··· LISTED ENTRIES ···

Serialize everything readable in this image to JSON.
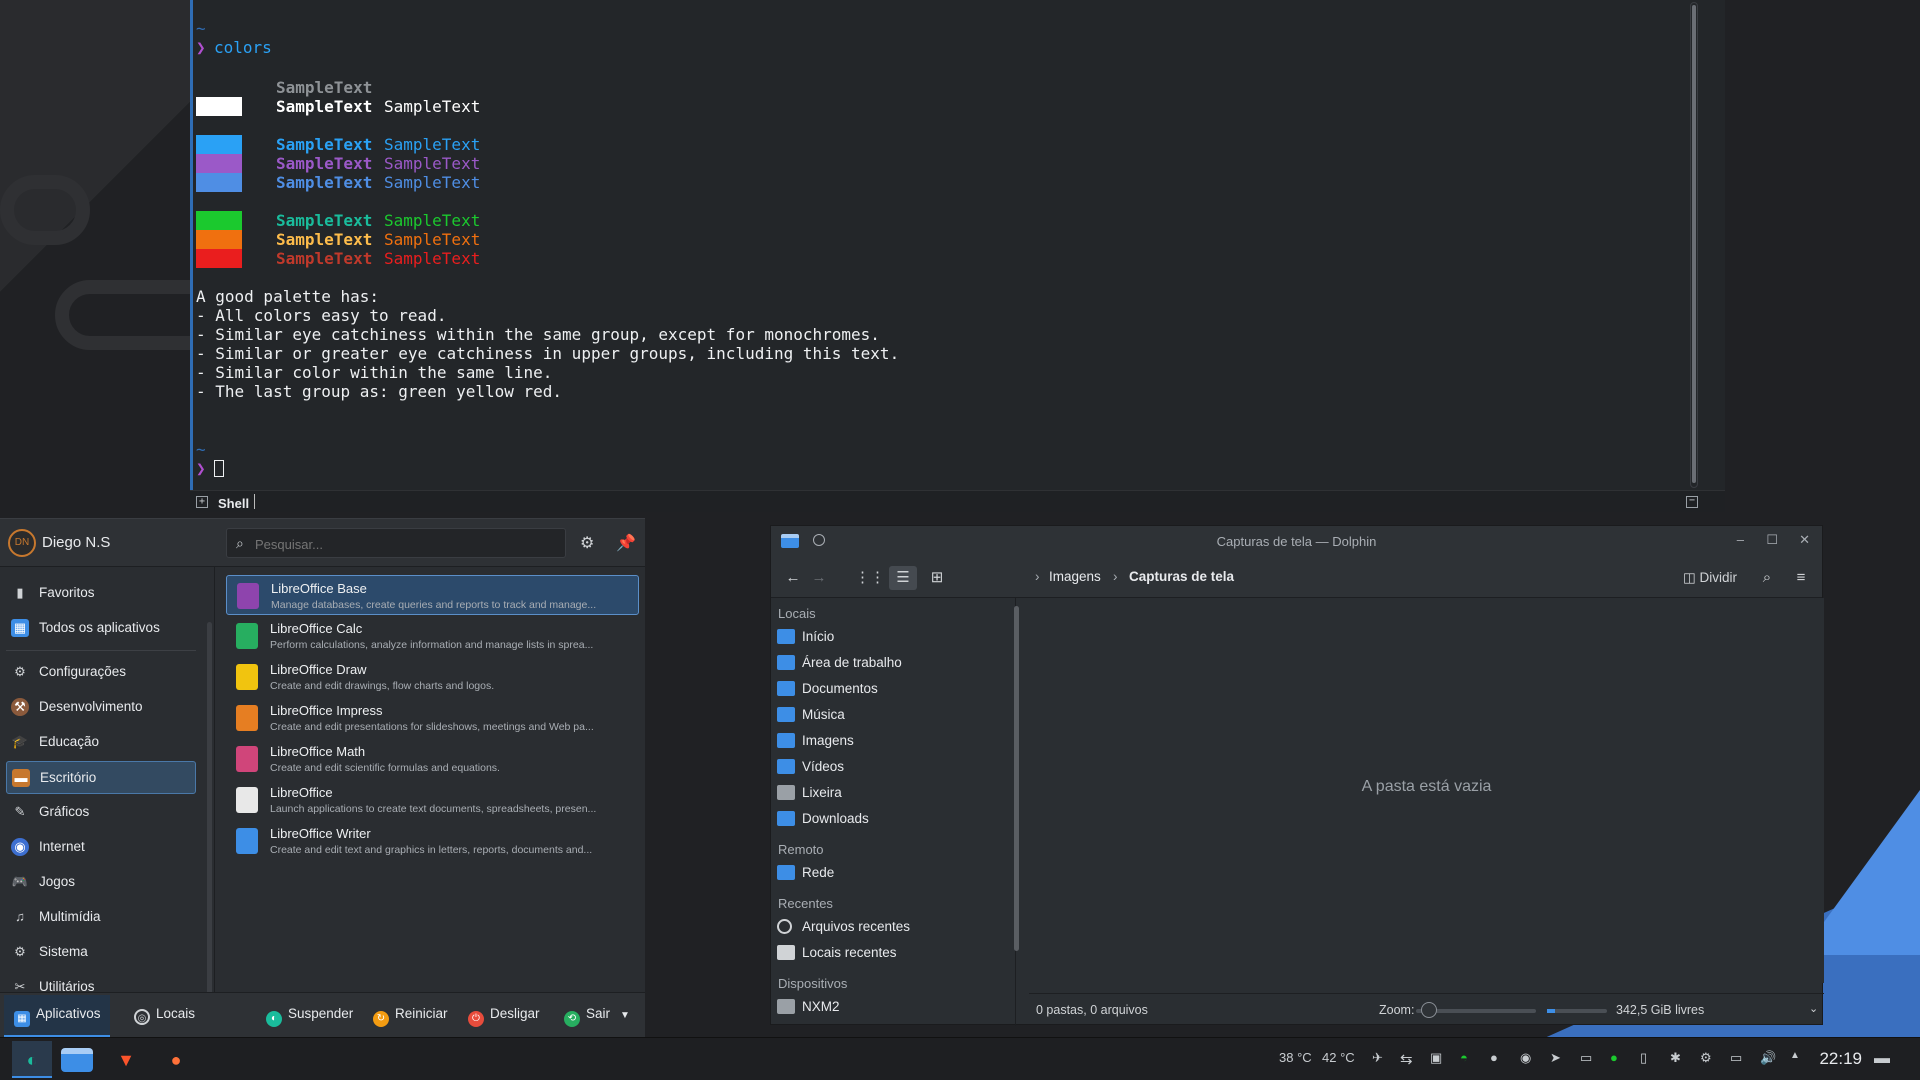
{
  "terminal": {
    "prompt_tilde": "~",
    "prompt_arrow": "❯",
    "command": "colors",
    "sample": "SampleText",
    "text_lines": [
      "A good palette has:",
      "- All colors easy to read.",
      "- Similar eye catchiness within the same group, except for monochromes.",
      "- Similar or greater eye catchiness in upper groups, including this text.",
      "- Similar color within the same line.",
      "- The last group as: green yellow red."
    ],
    "tab_label": "Shell",
    "colors": {
      "gray": "#8e9296",
      "white": "#ffffff",
      "blue": "#2aa1f5",
      "purple": "#9b59c8",
      "lightblue": "#4f8ee4",
      "green": "#1bc92e",
      "orange": "#f0700f",
      "red": "#ea1e1e",
      "teal": "#1abc9c",
      "yellow": "#fdbc4b",
      "darkred": "#c0392b"
    }
  },
  "launcher": {
    "user_initials": "DN",
    "user_name": "Diego N.S",
    "search_placeholder": "Pesquisar...",
    "categories": [
      {
        "label": "Favoritos",
        "icon": "bookmark-icon"
      },
      {
        "label": "Todos os aplicativos",
        "icon": "grid-icon"
      },
      {
        "label": "Configurações",
        "icon": "gear-icon"
      },
      {
        "label": "Desenvolvimento",
        "icon": "hammer-icon"
      },
      {
        "label": "Educação",
        "icon": "graduation-icon"
      },
      {
        "label": "Escritório",
        "icon": "briefcase-icon"
      },
      {
        "label": "Gráficos",
        "icon": "graphics-icon"
      },
      {
        "label": "Internet",
        "icon": "globe-icon"
      },
      {
        "label": "Jogos",
        "icon": "gamepad-icon"
      },
      {
        "label": "Multimídia",
        "icon": "multimedia-icon"
      },
      {
        "label": "Sistema",
        "icon": "system-gear-icon"
      },
      {
        "label": "Utilitários",
        "icon": "utilities-icon"
      }
    ],
    "apps": [
      {
        "title": "LibreOffice Base",
        "desc": "Manage databases, create queries and reports to track and manage...",
        "color": "#8e44ad"
      },
      {
        "title": "LibreOffice Calc",
        "desc": "Perform calculations, analyze information and manage lists in sprea...",
        "color": "#27ae60"
      },
      {
        "title": "LibreOffice Draw",
        "desc": "Create and edit drawings, flow charts and logos.",
        "color": "#f1c40f"
      },
      {
        "title": "LibreOffice Impress",
        "desc": "Create and edit presentations for slideshows, meetings and Web pa...",
        "color": "#e67e22"
      },
      {
        "title": "LibreOffice Math",
        "desc": "Create and edit scientific formulas and equations.",
        "color": "#d0457a"
      },
      {
        "title": "LibreOffice",
        "desc": "Launch applications to create text documents, spreadsheets, presen...",
        "color": "#e8e8e8"
      },
      {
        "title": "LibreOffice Writer",
        "desc": "Create and edit text and graphics in letters, reports, documents and...",
        "color": "#3d8ee6"
      }
    ],
    "footer": {
      "apps": "Aplicativos",
      "places": "Locais",
      "suspend": "Suspender",
      "restart": "Reiniciar",
      "shutdown": "Desligar",
      "logout": "Sair"
    }
  },
  "dolphin": {
    "title": "Capturas de tela — Dolphin",
    "breadcrumb": [
      "Imagens",
      "Capturas de tela"
    ],
    "split_label": "Dividir",
    "places": {
      "local_header": "Locais",
      "local": [
        "Início",
        "Área de trabalho",
        "Documentos",
        "Música",
        "Imagens",
        "Vídeos",
        "Lixeira",
        "Downloads"
      ],
      "remote_header": "Remoto",
      "remote": [
        "Rede"
      ],
      "recent_header": "Recentes",
      "recent": [
        "Arquivos recentes",
        "Locais recentes"
      ],
      "devices_header": "Dispositivos",
      "devices": [
        "NXM2"
      ]
    },
    "empty_text": "A pasta está vazia",
    "status": "0 pastas, 0 arquivos",
    "zoom_label": "Zoom:",
    "free_space": "342,5 GiB livres"
  },
  "taskbar": {
    "temp_cpu": "38 °C",
    "temp_gpu": "42 °C",
    "time": "22:19"
  }
}
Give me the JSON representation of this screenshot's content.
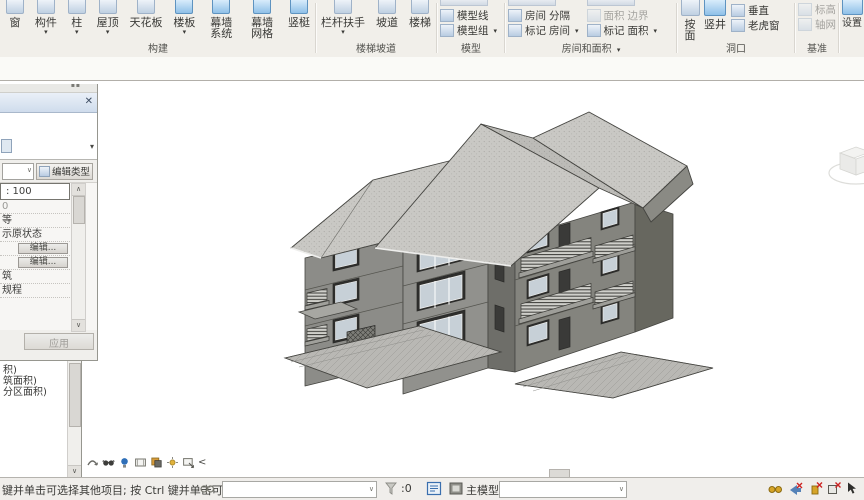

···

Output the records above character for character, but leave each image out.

Serialize everything readable in this image to JSON.
{
  "terminal": {
    "prompt_tilde": "~",
    "prompt_arrow": "❯",
    "command": "colors",
    "sample": "SampleText",
    "text_lines": [
      "A good palette has:",
      "- All colors easy to read.",
      "- Similar eye catchiness within the same group, except for monochromes.",
      "- Similar or greater eye catchiness in upper groups, including this text.",
      "- Similar color within the same line.",
      "- The last group as: green yellow red."
    ],
    "tab_label": "Shell",
    "colors": {
      "gray": "#8e9296",
      "white": "#ffffff",
      "blue": "#2aa1f5",
      "purple": "#9b59c8",
      "lightblue": "#4f8ee4",
      "green": "#1bc92e",
      "orange": "#f0700f",
      "red": "#ea1e1e",
      "teal": "#1abc9c",
      "yellow": "#fdbc4b",
      "darkred": "#c0392b"
    }
  },
  "launcher": {
    "user_initials": "DN",
    "user_name": "Diego N.S",
    "search_placeholder": "Pesquisar...",
    "categories": [
      {
        "label": "Favoritos",
        "icon": "bookmark-icon"
      },
      {
        "label": "Todos os aplicativos",
        "icon": "grid-icon"
      },
      {
        "label": "Configurações",
        "icon": "gear-icon"
      },
      {
        "label": "Desenvolvimento",
        "icon": "hammer-icon"
      },
      {
        "label": "Educação",
        "icon": "graduation-icon"
      },
      {
        "label": "Escritório",
        "icon": "briefcase-icon"
      },
      {
        "label": "Gráficos",
        "icon": "graphics-icon"
      },
      {
        "label": "Internet",
        "icon": "globe-icon"
      },
      {
        "label": "Jogos",
        "icon": "gamepad-icon"
      },
      {
        "label": "Multimídia",
        "icon": "multimedia-icon"
      },
      {
        "label": "Sistema",
        "icon": "system-gear-icon"
      },
      {
        "label": "Utilitários",
        "icon": "utilities-icon"
      }
    ],
    "apps": [
      {
        "title": "LibreOffice Base",
        "desc": "Manage databases, create queries and reports to track and manage...",
        "color": "#8e44ad"
      },
      {
        "title": "LibreOffice Calc",
        "desc": "Perform calculations, analyze information and manage lists in sprea...",
        "color": "#27ae60"
      },
      {
        "title": "LibreOffice Draw",
        "desc": "Create and edit drawings, flow charts and logos.",
        "color": "#f1c40f"
      },
      {
        "title": "LibreOffice Impress",
        "desc": "Create and edit presentations for slideshows, meetings and Web pa...",
        "color": "#e67e22"
      },
      {
        "title": "LibreOffice Math",
        "desc": "Create and edit scientific formulas and equations.",
        "color": "#d0457a"
      },
      {
        "title": "LibreOffice",
        "desc": "Launch applications to create text documents, spreadsheets, presen...",
        "color": "#e8e8e8"
      },
      {
        "title": "LibreOffice Writer",
        "desc": "Create and edit text and graphics in letters, reports, documents and...",
        "color": "#3d8ee6"
      }
    ],
    "footer": {
      "apps": "Aplicativos",
      "places": "Locais",
      "suspend": "Suspender",
      "restart": "Reiniciar",
      "shutdown": "Desligar",
      "logout": "Sair"
    }
  },
  "dolphin": {
    "title": "Capturas de tela — Dolphin",
    "breadcrumb": [
      "Imagens",
      "Capturas de tela"
    ],
    "split_label": "Dividir",
    "places": {
      "local_header": "Locais",
      "local": [
        "Início",
        "Área de trabalho",
        "Documentos",
        "Música",
        "Imagens",
        "Vídeos",
        "Lixeira",
        "Downloads"
      ],
      "remote_header": "Remoto",
      "remote": [
        "Rede"
      ],
      "recent_header": "Recentes",
      "recent": [
        "Arquivos recentes",
        "Locais recentes"
      ],
      "devices_header": "Dispositivos",
      "devices": [
        "NXM2"
      ]
    },
    "empty_text": "A pasta está vazia",
    "status": "0 pastas, 0 arquivos",
    "zoom_label": "Zoom:",
    "free_space": "342,5 GiB livres"
  },
  "taskbar": {
    "temp_cpu": "38 °C",
    "temp_gpu": "42 °C",
    "time": "22:19"
  }
}
Give me the JSON representation of this screenshot's content.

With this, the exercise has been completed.